Association between shift work and the risk of death from biliary tract cancer in Japanese men

BMC Cancer. 2015 Oct 21;15:757. doi: 10.1186/s12885-015-1722-y.


Background: There is increasing evidence suggesting that shift work involving night work may increase cancer risk.

Methods: We examined the association between working rotating shifts and the risk of death from biliary tract cancer among Japanese men who participated in the Japan Collaborative Cohort Study. Of the 46,395 men recruited, 22,224 men aged 40-65 at baseline (1988-1990) who reported working full-time or were self-employed were included in the present analysis. The study subjects were followed through December 31, 2009. Information regarding occupation and lifestyle factors was collected using a self-administered questionnaire. Cox proportional hazard models were used to estimate the hazard ratio (HR) and 95 % confidence interval (CI) for the risk of death from biliary tract cancer in relation to shift work.

Results: During a mean 17-year follow-up, we observed 94 biliary tract cancer deaths, including 23 deaths from gallbladder cancer and 71 deaths from extrahepatic bile duct cancer. Overall, shift work was associated with a statistically non-significant increase in the risk of biliary tract cancer, with an HR of 1.50 (95 % CI: 0.81-2.77), among rotating shift workers. When the analysis was limited to extrahepatic bile duct cancer, a significant association appeared, with a multivariable-adjusted HR of 1.93 (95 % CI: 1.00-3.72) for rotating shift workers.

Conclusion: Our data indicate that shift work may be associated with increased risk of death from extrahepatic bile duct cancer in this cohort of Japanese men. The association with gallbladder cancer remains unclear because of the small number of deaths.
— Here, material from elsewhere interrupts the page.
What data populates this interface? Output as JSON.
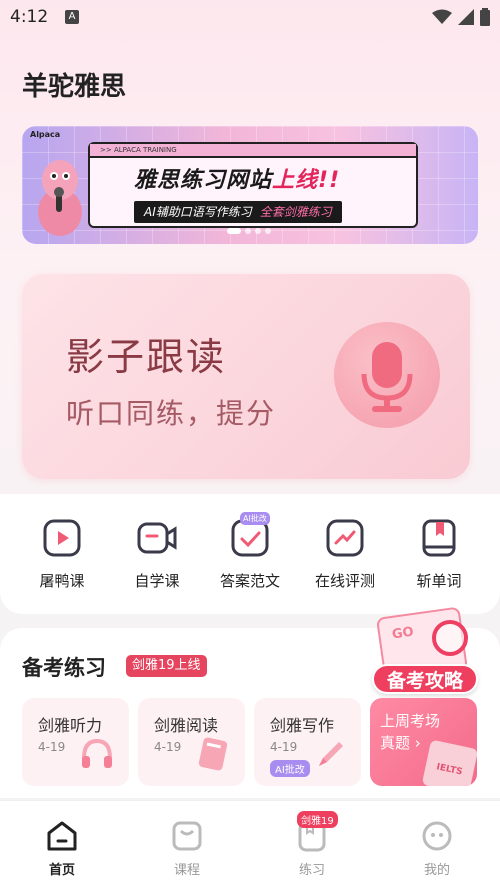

Publication types

  • Research Support, Non-U.S. Gov't

MeSH terms

  • Adult
  • Aged
  • Biliary Tract Neoplasms / mortality*
  • Biliary Tract Neoplasms / pathology
  • Death*
  • Humans
  • Japan
  • Life Style
  • Male
  • Middle Aged
  • Risk Factors
  • Work Schedule Tolerance*